Match on the string "with" in the entries below and return every matching line.

Source data section start

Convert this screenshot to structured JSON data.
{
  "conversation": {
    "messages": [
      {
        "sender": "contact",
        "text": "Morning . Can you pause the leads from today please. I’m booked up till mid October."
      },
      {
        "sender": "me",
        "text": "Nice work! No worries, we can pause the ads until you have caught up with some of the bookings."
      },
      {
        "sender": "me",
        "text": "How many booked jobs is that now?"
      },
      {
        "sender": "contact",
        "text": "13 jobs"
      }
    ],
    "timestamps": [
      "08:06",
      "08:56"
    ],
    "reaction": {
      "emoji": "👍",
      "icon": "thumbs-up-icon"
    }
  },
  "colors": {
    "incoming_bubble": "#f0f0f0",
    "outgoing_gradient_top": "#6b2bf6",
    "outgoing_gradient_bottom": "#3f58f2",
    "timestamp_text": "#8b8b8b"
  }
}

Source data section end
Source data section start

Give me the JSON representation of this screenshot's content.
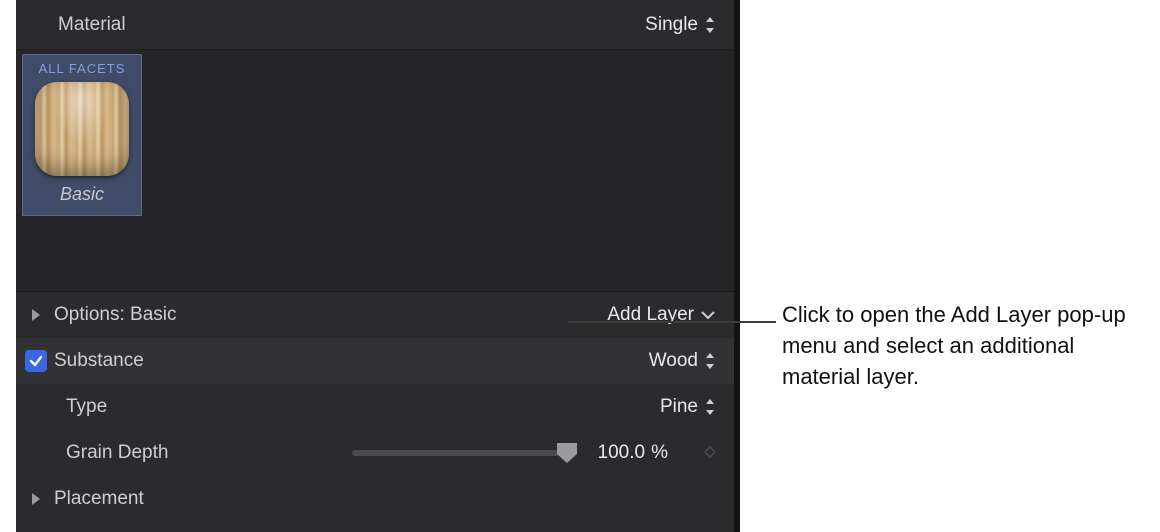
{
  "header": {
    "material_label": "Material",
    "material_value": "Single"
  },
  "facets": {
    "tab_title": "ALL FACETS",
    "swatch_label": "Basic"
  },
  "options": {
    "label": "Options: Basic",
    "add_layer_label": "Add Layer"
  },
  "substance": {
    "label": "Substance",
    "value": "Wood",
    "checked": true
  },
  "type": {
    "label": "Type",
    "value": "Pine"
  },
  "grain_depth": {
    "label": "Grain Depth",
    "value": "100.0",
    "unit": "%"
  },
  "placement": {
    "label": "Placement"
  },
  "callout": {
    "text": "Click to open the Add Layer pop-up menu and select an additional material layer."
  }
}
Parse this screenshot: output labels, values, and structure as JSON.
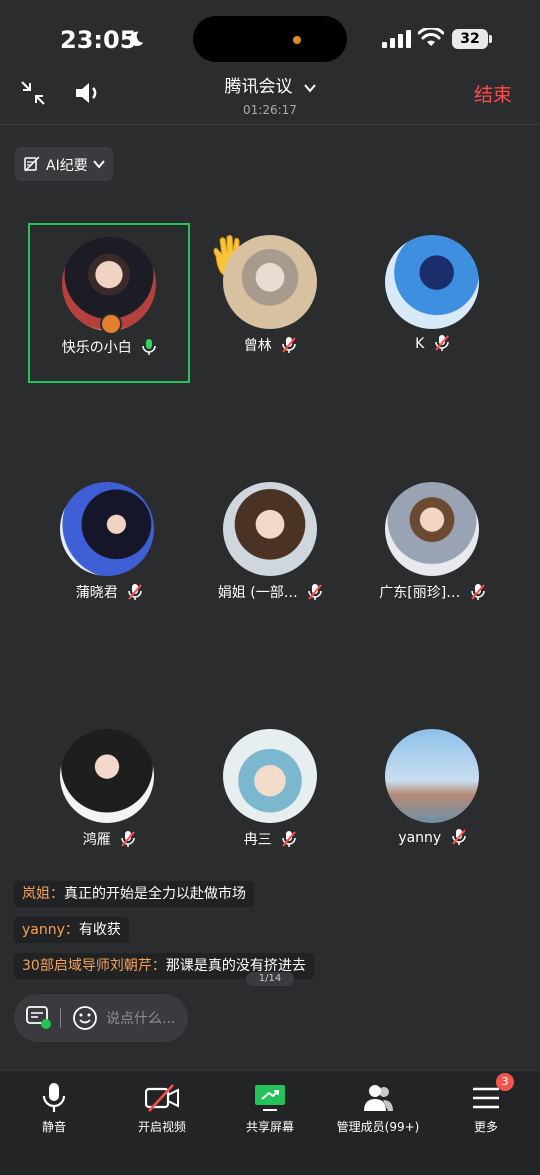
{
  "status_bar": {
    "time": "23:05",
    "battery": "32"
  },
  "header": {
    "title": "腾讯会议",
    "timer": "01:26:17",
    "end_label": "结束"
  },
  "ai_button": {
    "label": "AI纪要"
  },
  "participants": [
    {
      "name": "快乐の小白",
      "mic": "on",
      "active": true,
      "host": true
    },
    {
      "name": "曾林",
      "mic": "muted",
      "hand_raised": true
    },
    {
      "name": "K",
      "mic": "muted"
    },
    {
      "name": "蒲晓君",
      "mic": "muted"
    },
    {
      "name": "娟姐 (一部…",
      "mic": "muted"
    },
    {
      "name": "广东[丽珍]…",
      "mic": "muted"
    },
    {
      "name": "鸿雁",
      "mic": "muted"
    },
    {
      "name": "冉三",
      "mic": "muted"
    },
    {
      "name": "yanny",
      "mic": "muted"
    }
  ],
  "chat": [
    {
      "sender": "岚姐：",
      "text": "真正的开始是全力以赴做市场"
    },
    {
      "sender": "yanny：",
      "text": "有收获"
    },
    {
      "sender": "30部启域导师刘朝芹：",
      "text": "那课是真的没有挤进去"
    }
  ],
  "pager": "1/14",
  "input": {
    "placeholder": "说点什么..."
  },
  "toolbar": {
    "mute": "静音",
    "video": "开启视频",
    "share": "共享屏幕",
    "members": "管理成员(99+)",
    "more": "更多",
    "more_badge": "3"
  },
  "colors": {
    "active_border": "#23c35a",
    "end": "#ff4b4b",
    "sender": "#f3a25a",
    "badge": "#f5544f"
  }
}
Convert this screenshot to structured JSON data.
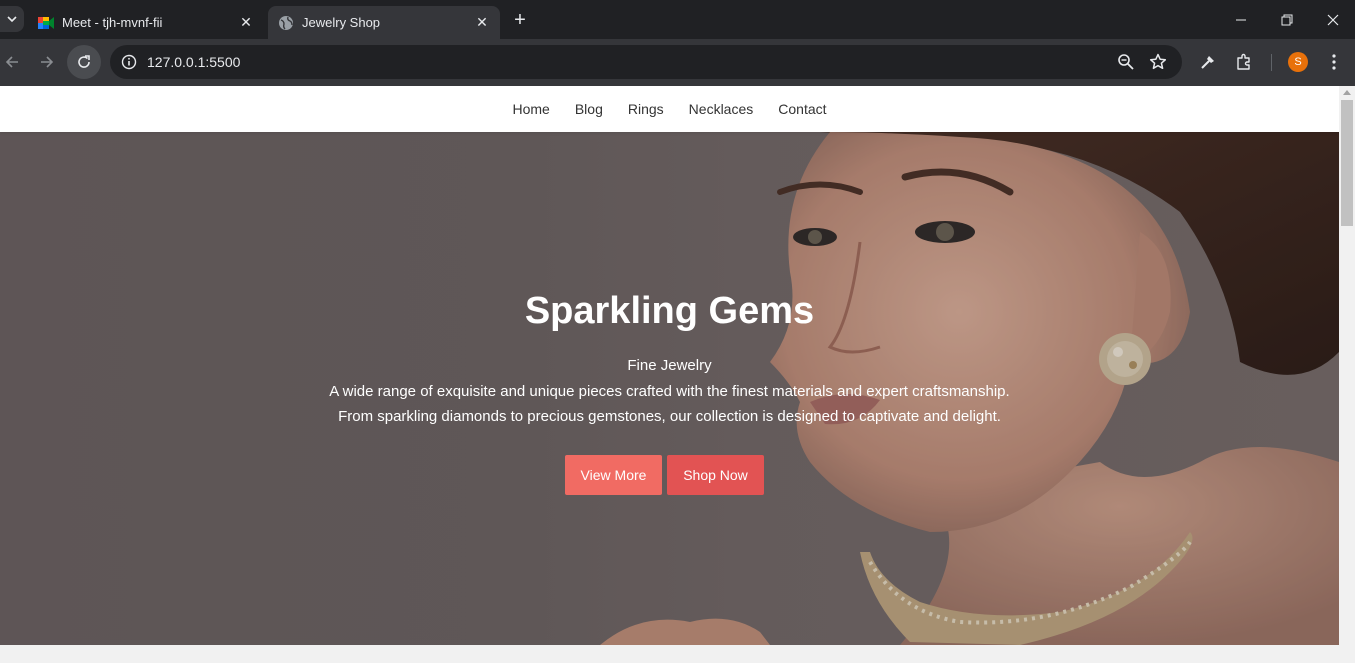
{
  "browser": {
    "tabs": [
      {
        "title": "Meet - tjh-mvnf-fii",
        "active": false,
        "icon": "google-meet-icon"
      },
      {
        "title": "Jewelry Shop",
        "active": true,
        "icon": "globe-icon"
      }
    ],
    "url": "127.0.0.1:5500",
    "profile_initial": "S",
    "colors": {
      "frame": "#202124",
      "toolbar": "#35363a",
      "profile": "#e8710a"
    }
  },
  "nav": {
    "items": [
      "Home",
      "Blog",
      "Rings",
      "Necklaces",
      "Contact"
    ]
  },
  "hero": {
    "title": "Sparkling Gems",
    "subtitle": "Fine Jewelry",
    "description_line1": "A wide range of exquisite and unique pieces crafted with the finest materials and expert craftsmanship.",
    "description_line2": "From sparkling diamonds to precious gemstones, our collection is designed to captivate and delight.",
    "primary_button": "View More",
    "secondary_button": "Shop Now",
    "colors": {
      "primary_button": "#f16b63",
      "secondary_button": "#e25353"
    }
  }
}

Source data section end

**Response**
        "text": "Nice work! No worries, we can pause the ads until you have caught up with some of the bookings."
    "description_line1": "A wide range of exquisite and unique pieces crafted with the finest materials and expert craftsmanship.",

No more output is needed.